Rapid eye movement, or REM, sleep is a fascinating period when most of our dreams are made. It’s also apparently a time to forget.

A team of Japanese and U.S. researchers say that according to their new research, REM sleep is when the brain actively and intentionally forgets things.  Their results suggest that forgetting during sleep may be controlled by neurons found deep inside the brain that were previously known for making an appetite stimulating hormone. 

The study was funded by the National Institute of Neurological Disorders and Stroke (NINDS), part of the National Institutes of Health.
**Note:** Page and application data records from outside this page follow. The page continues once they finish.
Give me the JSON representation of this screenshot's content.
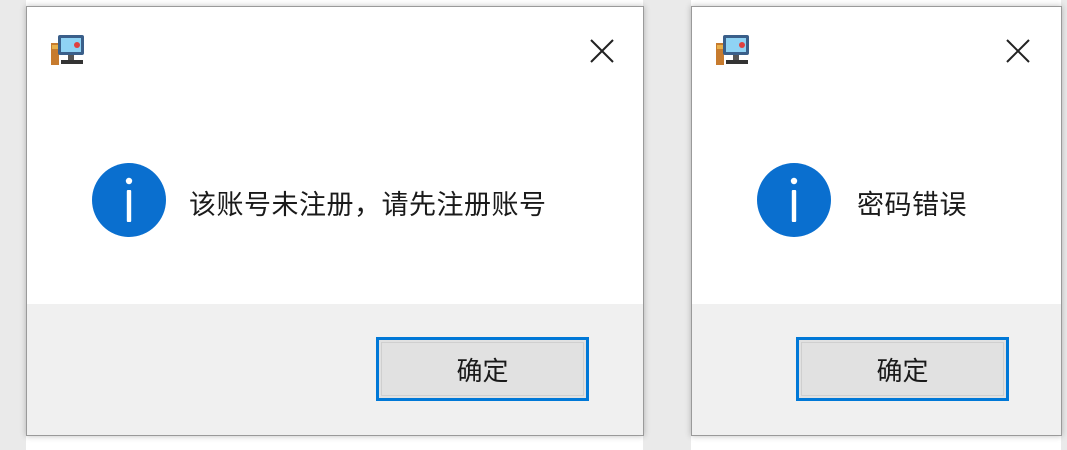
{
  "dialogs": [
    {
      "app_icon": "app-computer-icon",
      "close_icon": "close-icon",
      "info_icon": "information-icon",
      "message": "该账号未注册，请先注册账号",
      "ok_label": "确定"
    },
    {
      "app_icon": "app-computer-icon",
      "close_icon": "close-icon",
      "info_icon": "information-icon",
      "message": "密码错误",
      "ok_label": "确定"
    }
  ],
  "colors": {
    "accent": "#0078d7",
    "info_circle": "#0a6fcf",
    "footer_bg": "#f0f0f0",
    "button_bg": "#e1e1e1"
  }
}
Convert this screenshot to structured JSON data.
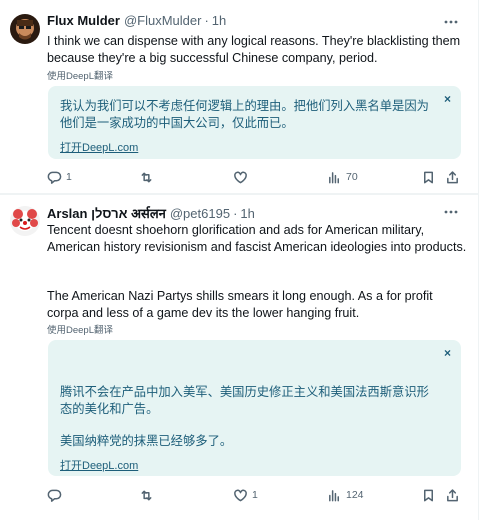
{
  "tweets": [
    {
      "author": "Flux Mulder",
      "handle": "@FluxMulder",
      "separator": "·",
      "time": "1h",
      "text": "I think we can dispense with any logical reasons. They're blacklisting them because they're a big successful Chinese company, period.",
      "translated_by": "使用DeepL翻译",
      "translation": "我认为我们可以不考虑任何逻辑上的理由。把他们列入黑名单是因为他们是一家成功的中国大公司，仅此而已。",
      "translation_link": "打开DeepL.com",
      "close": "×",
      "replies": "1",
      "retweets": "",
      "likes": "",
      "views": "70"
    },
    {
      "author": "Arslan ארסלן अर्सलन",
      "handle": "@pet6195",
      "separator": "·",
      "time": "1h",
      "text_p1": "Tencent doesnt shoehorn glorification and ads for American military, American history revisionism and fascist American ideologies into products.",
      "text_p2": "The American Nazi Partys shills smears it long enough. As a for profit corpa and less of a game dev its the lower hanging fruit.",
      "translated_by": "使用DeepL翻译",
      "translation_p1": "腾讯不会在产品中加入美军、美国历史修正主义和美国法西斯意识形态的美化和广告。",
      "translation_p2": "美国纳粹党的抹黑已经够多了。",
      "translation_link": "打开DeepL.com",
      "close": "×",
      "replies": "",
      "retweets": "",
      "likes": "1",
      "views": "124"
    }
  ],
  "colors": {
    "text": "#0f1419",
    "muted": "#536471",
    "card_bg": "#e6f4f3",
    "card_text": "#1d5e7a",
    "divider": "#eff3f4"
  },
  "icons": [
    "more-icon",
    "reply-icon",
    "retweet-icon",
    "like-icon",
    "views-icon",
    "bookmark-icon",
    "share-icon"
  ]
}
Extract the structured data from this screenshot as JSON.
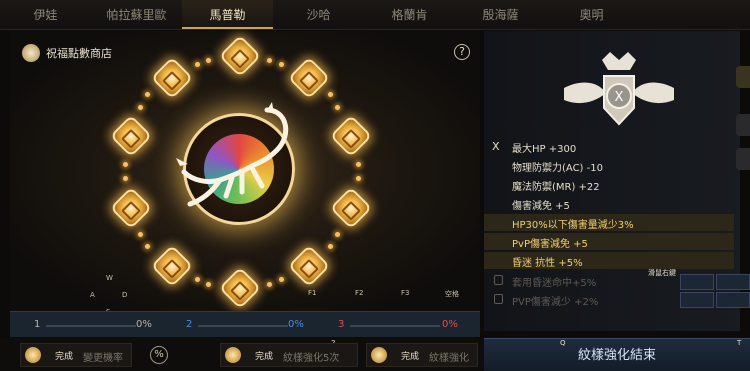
{
  "tabs": [
    "伊娃",
    "帕拉蘇里歐",
    "馬普勒",
    "沙哈",
    "格蘭肯",
    "殷海薩",
    "奧明"
  ],
  "active_tab_index": 2,
  "shop": {
    "label": "祝福點數商店",
    "icon": "blessing-shop-icon"
  },
  "help_label": "?",
  "center_icon": "scorpion-constellation-icon",
  "keys": {
    "w": "W",
    "a": "A",
    "s": "S",
    "d": "D",
    "f1": "F1",
    "f2": "F2",
    "f3": "F3",
    "space": "空格"
  },
  "progress": [
    {
      "index": "1",
      "percent": "0%",
      "color": "#b9b3a8"
    },
    {
      "index": "2",
      "percent": "0%",
      "color": "#4a8ee8"
    },
    {
      "index": "3",
      "percent": "0%",
      "color": "#e84a4a"
    }
  ],
  "bottom": {
    "slot1": {
      "done": "完成",
      "text": "變更機率"
    },
    "percent_icon": "%",
    "slot2": {
      "num": "1",
      "num2": "2",
      "done": "完成",
      "text": "紋樣強化5次"
    },
    "slot3": {
      "num": "3",
      "num2": "4",
      "num3": "E",
      "done": "完成",
      "text": "紋樣強化"
    },
    "key_q": "Q",
    "key_t": "T",
    "end_label": "紋樣強化結束"
  },
  "stats": {
    "x_label": "X",
    "lines": [
      {
        "text": "最大HP +300",
        "style": "normal"
      },
      {
        "text": "物理防禦力(AC) -10",
        "style": "normal"
      },
      {
        "text": "魔法防禦(MR) +22",
        "style": "normal"
      },
      {
        "text": "傷害減免 +5",
        "style": "normal"
      },
      {
        "text": "HP30%以下傷害量減少3%",
        "style": "gold"
      },
      {
        "text": "PvP傷害減免 +5",
        "style": "gold"
      },
      {
        "text": "昏迷 抗性 +5%",
        "style": "gold"
      },
      {
        "text": "套用昏迷命中+5%",
        "style": "dim"
      },
      {
        "text": "PVP傷害減少 +2%",
        "style": "dim"
      }
    ]
  },
  "skill_label": "滑鼠右鍵",
  "emblem_label": "X"
}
“Ever wonder why we forget many of our dreams?” said Thomas Kilduff, Ph.D., director of the Center for Neuroscience at SRI International, Menlo Park, California, and a senior author of the study published in Science. “Our results suggest that the firing of a particular group of neurons during REM sleep controls whether the brain remembers new information after a good night’s sleep.”

REM is one of several sleep stages the body cycles through every night. It first occurs about 90 minutes after falling asleep and is characterized by darting eyes, raised heart rates, paralyzed limbs, awakened brain waves and dreaming.

For more than a century, scientists have explored the role of sleep in storing memories. While many have shown that sleep helps the brain store new memories, others have raised the possibility that sleep may be a time when the brain actively eliminates or forgets excess information. Moreover, recent studies in mice have shown that during sleep – including REM sleep – the brain selectively prunes synaptic connections made between neurons involved in certain types of learning. However, until this study, no one had shown how this might happen.

“Understanding the role of sleep in forgetting may help researchers better understand a wide range of memory-related diseases like post-traumatic stress disorder and Alzheimer’s,” said Janet He, Ph.D., program director, at NINDS. “This study provides the most direct evidence that REM sleep may play a role in how the brain decides which memories to store.”

In the future, the researchers plan to explore whether their findings play a role in sleep and memory disorders.

Source: News Release